So You’re Not The Boss? Here’s How You Can Still Be A Leader.

Are leaders born or are they developed? It’s a subject that’s long been debated.

And in the workplace, can an employee who holds no supervisory job title be an effective leader — before being entrusted with managing people? 

Grant Parr, a mental sports performance coach, says yes — and adds that it’s almost mandatory if someone hopes to be ready as a leader when promoted to a bigger role in an organization.

“Leadership is a choice,” says Parr (, author of The Next One Up Mindset: How To Prepare For The Unknown. “It’s not a title, position, or rank. You don’t have to be a department head, manager or CEO to be a leader.”

“Leadership is a group of characteristics, and you can acquire them even if you’re not the boss. You’ll never be a leader when you assume that prime time role unless you have developed the qualities of leadership as part of your preparation for the next big step.”

Parr offers five ways to become a leader at a company without holding a leadership-type position:

Listen to others’ ideas. “Leadership is about others, not about the self, and it starts with listening,” Parr says. “Being a leader isn’t putting yourself above others, interrupting them, or acting like your ideas are more important than anyone else’s. True leadership brings out the best in others and your culture, and you do that by making them feel valued and giving them a voice.”

Be accountable for mistakes. “Own your errors,” Parr says. “It sets an example of accountability that is good for the culture. Too many people, when told of a mistake, assign blame and make excuses. A leader corrects constructively and surveys for solutions. As a subordinate, staying positive and offering ways to fix your mistake, and showing the humility of asking for help, is a path toward being a leader people can trust.”

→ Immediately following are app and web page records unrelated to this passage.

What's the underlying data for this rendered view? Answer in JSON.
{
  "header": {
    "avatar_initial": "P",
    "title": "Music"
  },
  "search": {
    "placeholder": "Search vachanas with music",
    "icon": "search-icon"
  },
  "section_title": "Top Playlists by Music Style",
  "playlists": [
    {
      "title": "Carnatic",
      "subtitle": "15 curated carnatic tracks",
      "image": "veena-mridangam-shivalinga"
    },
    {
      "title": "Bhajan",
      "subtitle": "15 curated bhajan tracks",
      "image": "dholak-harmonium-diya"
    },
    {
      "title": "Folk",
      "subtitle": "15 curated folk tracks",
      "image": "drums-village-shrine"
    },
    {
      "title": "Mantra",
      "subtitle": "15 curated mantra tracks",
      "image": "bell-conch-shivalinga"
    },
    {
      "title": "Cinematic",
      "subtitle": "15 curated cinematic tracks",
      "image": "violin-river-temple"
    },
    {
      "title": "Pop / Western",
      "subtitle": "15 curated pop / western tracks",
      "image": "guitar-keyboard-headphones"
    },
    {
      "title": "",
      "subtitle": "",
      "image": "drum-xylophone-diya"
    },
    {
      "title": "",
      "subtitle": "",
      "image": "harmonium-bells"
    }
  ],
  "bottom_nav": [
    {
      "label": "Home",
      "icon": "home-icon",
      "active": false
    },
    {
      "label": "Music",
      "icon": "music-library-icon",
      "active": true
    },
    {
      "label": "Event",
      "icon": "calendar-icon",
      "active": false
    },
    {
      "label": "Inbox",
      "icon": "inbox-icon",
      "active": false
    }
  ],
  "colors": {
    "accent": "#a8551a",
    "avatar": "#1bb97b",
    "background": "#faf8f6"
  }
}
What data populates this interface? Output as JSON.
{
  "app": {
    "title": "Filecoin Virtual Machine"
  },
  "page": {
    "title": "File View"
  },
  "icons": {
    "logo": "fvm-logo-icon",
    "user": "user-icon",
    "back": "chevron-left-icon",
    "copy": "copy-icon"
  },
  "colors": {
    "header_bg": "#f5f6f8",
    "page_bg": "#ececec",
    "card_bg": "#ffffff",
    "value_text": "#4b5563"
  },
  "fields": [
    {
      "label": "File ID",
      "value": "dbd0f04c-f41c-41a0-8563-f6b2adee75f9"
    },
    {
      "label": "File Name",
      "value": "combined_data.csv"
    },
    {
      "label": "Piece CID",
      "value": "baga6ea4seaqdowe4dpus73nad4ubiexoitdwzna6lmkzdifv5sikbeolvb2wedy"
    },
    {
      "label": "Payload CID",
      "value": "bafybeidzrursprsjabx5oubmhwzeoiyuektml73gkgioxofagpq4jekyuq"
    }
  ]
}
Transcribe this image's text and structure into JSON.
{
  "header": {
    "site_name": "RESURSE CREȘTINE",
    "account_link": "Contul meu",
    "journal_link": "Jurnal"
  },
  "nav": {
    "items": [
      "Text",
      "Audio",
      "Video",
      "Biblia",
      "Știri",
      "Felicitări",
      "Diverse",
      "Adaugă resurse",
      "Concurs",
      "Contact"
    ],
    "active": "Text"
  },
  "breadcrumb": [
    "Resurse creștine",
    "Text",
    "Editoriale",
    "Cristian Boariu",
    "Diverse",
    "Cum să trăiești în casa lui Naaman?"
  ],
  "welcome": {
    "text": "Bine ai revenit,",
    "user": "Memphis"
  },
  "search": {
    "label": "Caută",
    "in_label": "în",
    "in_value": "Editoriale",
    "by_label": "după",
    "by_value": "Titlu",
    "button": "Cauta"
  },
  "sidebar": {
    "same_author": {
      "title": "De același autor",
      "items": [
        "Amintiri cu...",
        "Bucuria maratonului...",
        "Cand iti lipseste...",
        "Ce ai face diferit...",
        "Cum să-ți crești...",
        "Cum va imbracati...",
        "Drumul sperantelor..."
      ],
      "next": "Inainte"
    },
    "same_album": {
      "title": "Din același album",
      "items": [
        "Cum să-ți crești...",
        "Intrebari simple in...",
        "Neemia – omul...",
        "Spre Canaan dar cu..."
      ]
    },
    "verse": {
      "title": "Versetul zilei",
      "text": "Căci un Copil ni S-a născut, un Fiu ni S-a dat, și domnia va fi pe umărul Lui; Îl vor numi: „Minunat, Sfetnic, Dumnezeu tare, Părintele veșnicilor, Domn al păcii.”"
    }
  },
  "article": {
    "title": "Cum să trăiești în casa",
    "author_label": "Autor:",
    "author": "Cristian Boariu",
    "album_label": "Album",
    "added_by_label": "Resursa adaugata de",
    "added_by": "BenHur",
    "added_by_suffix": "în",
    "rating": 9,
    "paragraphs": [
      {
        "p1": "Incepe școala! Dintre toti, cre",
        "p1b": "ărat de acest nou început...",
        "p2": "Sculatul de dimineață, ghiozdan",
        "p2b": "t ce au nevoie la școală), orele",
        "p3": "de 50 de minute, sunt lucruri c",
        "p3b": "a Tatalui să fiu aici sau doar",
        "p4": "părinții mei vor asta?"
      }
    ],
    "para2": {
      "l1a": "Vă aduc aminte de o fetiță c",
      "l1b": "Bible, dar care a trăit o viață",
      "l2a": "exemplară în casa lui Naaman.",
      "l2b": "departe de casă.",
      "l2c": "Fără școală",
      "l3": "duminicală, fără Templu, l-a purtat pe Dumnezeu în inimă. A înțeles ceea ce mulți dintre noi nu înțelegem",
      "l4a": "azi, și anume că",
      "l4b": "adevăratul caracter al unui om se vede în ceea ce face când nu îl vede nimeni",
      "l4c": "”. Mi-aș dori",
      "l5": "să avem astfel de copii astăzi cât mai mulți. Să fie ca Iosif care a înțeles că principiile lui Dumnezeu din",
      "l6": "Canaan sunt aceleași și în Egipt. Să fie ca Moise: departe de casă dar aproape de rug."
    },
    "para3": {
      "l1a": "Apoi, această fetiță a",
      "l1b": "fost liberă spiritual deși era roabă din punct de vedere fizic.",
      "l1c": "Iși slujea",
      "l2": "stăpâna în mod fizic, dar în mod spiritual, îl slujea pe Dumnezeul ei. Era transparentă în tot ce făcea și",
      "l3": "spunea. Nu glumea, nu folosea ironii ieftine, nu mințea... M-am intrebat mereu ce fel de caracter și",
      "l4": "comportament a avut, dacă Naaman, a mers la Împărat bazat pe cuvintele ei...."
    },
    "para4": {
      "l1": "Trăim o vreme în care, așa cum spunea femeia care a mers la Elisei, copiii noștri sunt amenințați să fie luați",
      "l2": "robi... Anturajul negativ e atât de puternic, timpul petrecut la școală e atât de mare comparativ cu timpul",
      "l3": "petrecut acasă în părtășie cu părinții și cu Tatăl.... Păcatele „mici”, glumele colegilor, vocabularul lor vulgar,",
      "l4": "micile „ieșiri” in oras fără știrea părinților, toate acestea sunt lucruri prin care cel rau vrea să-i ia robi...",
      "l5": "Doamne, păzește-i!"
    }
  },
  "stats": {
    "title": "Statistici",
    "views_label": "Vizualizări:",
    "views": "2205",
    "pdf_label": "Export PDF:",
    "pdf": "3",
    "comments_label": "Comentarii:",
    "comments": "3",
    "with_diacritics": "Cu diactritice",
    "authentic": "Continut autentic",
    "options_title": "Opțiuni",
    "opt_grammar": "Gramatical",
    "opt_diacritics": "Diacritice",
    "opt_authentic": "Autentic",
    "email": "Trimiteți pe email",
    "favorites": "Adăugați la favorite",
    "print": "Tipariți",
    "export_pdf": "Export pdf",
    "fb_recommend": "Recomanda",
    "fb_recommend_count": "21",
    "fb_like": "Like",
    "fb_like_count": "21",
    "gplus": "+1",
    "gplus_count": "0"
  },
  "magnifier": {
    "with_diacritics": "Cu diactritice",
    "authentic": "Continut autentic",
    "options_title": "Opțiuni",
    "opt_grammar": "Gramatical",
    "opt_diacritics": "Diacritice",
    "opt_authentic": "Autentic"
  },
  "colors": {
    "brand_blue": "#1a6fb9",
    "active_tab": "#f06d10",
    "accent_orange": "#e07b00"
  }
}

Learn flexibility. “This applies in so many ways,” Parr says. “If you’re stuck on doing something one certain way, you’re headed toward being a micromanager who few would like and fewer would want to work under. Leadership is about tapping into your broad base of workplace talent, expanding knowledge, improving systems and raising the ceiling.”

Interact and network. Networking isn’t only about finding jobs, it’s about connecting with people in a way that enhances important relationships and the work environment. “As you learn to interact with different types in the workplace,” Parr says, “you’ll learn which relationships are most effective, how to help those people with their career, and show your ability to direct and lead.” 

Develop a thick skin. To become a leader, Parr says it’s vital to rise above annoyances and petty slights from others and let them roll off your back. “HR isn’t the principal’s office,” he says, “and if you vent every time about someone doing something irritating, you’ll get the reputation of being a whiner. Don’t complain behind closed doors, gossip, or criticize people behind their backs. No one who does those things can be viewed as a leader.”

“People want to be led,” Parr says. “But they don’t want to be bossed around. Great leaders can learn this as underlings on their way to a management position. Then when they get there, they’re ahead of the game — and everyone’s in step with them.”

Grant Parr ( is a mental sports performance coach and the author of The Next One Up Mindset: How To Prepare For The Unknown. Parr owns and runs GAMEFACE PERFORMANCE, a consulting firm that enhances mental skills for athletes and coaches. A recruiter and sales leader in the corporate world for 17 years, he now works with a wide variety of athletes including Olympians, professionals, collegians and high school athletes. His podcast, 90% Mental, provides a window into a broad range of athletes’ and coaches’ mental games and shares their insights around mental performance.